Investors will increasingly seek companies making climate change-related products, Kevin Bourne, managing director of equities in HSBC’s global banking and markets unit, told about 100 attendees at the Sustainable Manufacturing Summit in Chicago this week.
“It doesn’t matter if investors believe in climate change or not, they know it’s a good investment category,” he said. “But investors are global and if they can’t find your company, they can’t lend their money to you. The tough question is how to let investors know that you’re involved in climate change.”
As an example, Bourne pointed to a bicycle manufacturer in Asia that was categorized as a leisure company, but saw its revenues grow by 30 percent last year because of sudden increased demand for an electric bike it makes for people who want to reduce their carbon footprint. The company might have been off the radar screen for investors seeking green investments if HSBC hadn't identified it and placed it within the energy efficiency and energy management sector of its climate change index, he explained.
After Bourne’s formal remarks at the summit, he told me HSBC has just signed on one of the largest U.S. employee pension funds as a new client to gain access to the companies listed on its climate change index. While he wouldn’t name the fund specifically, Bourne said it was among the four largest: either California State Teachers’ Retirement System, California Public Employees Retirement System, State of New York Employees’ Retirement System, or the Florida Retirement System.
“The big pension funds are beginning to invest in climate change and that will inspire more growth in this sector,” Bourne said. Some 1,200 publicly-traded companies based in 38 countries are listed on HSBC’s climate change index, but he estimated there are at least 23,000 privately-owned businesses worldwide engaged in climate change-related goods and services. They are excluded from the listing because it’s difficult to get reliable financial information from private entities, he said.
So what to do if your business isn’t publicly-traded and can’t get a spot on HSBC’s climate change index or other high-profile listing? Such companies should look to local groups, such as their city or region’s chamber of commerce, to promote them, Bourne suggested. He believes it’s also up to the U.S. Dept. of Commerce, as well as state and municipal entities, to get the word out to global investors about U.S.-based companies that are positioned to be winners in the growing worldwide green economy.
The sector has enjoyed tremendous growth in recent years. Manufacturers of climate change-related products represented about 4 percent of global market capitalization as of last December, according to data compiled by HSBC. That’s up from only 2.5 percent two years ago, Bourne said.
“A lot of that growth is happening because American CEOs decided five years ago to begin investing in this stuff,” he noted. “Many people think Europe is much further along in developing products to mitigate the effects of climate change, but the U.S. has secretly been catching up. The British love to subscribe to conspiracy theories.”
Indeed, U.S. and Canadian companies represent 33 percent of those listed on HSBC's climate change index, up from 23 percent in the last 12 months.
There was much debate at the conference among speakers about whether the green business sector is undergoing a thoughtful, slow-paced evolution or a full-blown, fast-paced revolution.
Anne Kelly, director of governance for Ceres, a Boston-based coalition of investors, environmental organizations and other public interest groups, believes the growth is more evolutionary.
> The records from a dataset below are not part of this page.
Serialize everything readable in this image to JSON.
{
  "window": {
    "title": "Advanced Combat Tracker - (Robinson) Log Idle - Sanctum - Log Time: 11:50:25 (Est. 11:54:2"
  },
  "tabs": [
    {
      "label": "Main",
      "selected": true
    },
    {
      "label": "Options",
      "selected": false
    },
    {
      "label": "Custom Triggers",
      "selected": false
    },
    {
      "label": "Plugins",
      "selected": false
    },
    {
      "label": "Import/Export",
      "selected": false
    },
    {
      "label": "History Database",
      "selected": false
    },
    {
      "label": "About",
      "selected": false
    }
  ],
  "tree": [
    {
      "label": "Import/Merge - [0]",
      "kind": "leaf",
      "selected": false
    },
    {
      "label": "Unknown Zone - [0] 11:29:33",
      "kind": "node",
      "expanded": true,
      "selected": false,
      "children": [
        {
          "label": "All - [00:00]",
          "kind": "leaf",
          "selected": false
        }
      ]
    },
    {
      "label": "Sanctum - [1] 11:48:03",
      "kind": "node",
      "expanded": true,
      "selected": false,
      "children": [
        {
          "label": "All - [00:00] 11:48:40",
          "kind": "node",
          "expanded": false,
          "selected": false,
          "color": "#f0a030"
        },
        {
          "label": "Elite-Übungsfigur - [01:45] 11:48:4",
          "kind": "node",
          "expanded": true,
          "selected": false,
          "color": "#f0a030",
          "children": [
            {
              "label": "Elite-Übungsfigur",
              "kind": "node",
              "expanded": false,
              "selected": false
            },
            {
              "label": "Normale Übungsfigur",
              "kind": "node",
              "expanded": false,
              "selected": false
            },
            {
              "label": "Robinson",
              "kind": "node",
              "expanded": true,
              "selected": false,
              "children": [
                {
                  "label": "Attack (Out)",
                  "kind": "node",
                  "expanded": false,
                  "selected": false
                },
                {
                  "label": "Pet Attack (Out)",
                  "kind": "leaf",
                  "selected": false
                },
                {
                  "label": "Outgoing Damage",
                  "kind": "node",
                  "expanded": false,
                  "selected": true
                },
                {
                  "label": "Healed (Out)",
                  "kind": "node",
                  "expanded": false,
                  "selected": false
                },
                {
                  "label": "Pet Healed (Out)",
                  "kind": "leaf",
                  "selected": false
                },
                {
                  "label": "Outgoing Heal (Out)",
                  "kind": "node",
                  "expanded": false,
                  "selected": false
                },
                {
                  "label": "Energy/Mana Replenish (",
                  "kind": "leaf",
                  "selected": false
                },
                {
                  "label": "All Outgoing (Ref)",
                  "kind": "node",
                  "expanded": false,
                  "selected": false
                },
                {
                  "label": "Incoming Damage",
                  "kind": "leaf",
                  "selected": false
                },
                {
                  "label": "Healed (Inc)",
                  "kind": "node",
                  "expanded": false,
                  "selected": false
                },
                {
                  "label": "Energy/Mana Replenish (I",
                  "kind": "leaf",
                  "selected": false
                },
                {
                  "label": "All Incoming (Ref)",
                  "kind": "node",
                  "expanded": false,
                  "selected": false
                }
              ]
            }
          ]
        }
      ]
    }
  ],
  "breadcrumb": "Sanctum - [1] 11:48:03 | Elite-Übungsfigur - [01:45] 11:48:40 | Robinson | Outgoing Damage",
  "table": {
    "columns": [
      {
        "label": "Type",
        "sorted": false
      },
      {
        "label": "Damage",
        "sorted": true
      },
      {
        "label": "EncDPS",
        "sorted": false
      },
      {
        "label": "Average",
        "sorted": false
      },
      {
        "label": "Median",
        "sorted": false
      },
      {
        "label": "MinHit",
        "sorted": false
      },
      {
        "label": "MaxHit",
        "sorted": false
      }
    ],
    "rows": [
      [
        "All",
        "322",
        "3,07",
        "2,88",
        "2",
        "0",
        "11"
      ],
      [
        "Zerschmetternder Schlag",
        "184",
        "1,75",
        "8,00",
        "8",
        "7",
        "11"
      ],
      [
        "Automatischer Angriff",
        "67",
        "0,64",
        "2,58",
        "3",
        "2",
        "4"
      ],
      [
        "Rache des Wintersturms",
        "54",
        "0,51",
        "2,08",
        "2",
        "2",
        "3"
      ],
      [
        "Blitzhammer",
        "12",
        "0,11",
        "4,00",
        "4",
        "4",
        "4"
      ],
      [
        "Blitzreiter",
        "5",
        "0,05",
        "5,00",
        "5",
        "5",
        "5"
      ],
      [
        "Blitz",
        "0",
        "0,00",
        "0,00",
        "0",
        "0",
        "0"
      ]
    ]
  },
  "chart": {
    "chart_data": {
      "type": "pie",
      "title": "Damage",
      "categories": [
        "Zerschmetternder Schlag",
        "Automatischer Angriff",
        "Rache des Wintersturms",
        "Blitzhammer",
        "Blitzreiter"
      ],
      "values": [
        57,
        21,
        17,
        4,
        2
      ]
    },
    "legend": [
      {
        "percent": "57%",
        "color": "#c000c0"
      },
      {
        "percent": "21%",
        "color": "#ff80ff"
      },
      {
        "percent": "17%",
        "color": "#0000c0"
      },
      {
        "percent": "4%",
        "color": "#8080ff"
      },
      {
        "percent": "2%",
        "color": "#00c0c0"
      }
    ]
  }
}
She challenged companies to make thoughtful changes and do it right the first time so they don’t mess things up for the next generation.
Howard A. Learner, executive director of Chicago’s Environmental Law & Policy Center and President Barack Obama’s chief climate change advisor during the presidential election campaign, was fervent that a green revolution is underway. “People are either getting on board for the ride or they’re running fast to catch it,” he says. “The pace of change with clean energy development, wind power and other new technologies is all happening very fast.”
HSBC’s Bourne leans toward the argument for a revolution in the climate change business sector. From conversations he has with financiers gaining interest in climate change investments, he believes U.S.-based manufacturers are well positioned to benefit from the funds that will flow into the green economy in the years ahead.
“We work with people who have some of the biggest lumps of cash to invest in the world,” the British banker quipped, “and the U.S. does do revolution well.”
Judith Nemes is a Chicago-based freelance writer and adjunct journalism professor at Columbia College Chicago.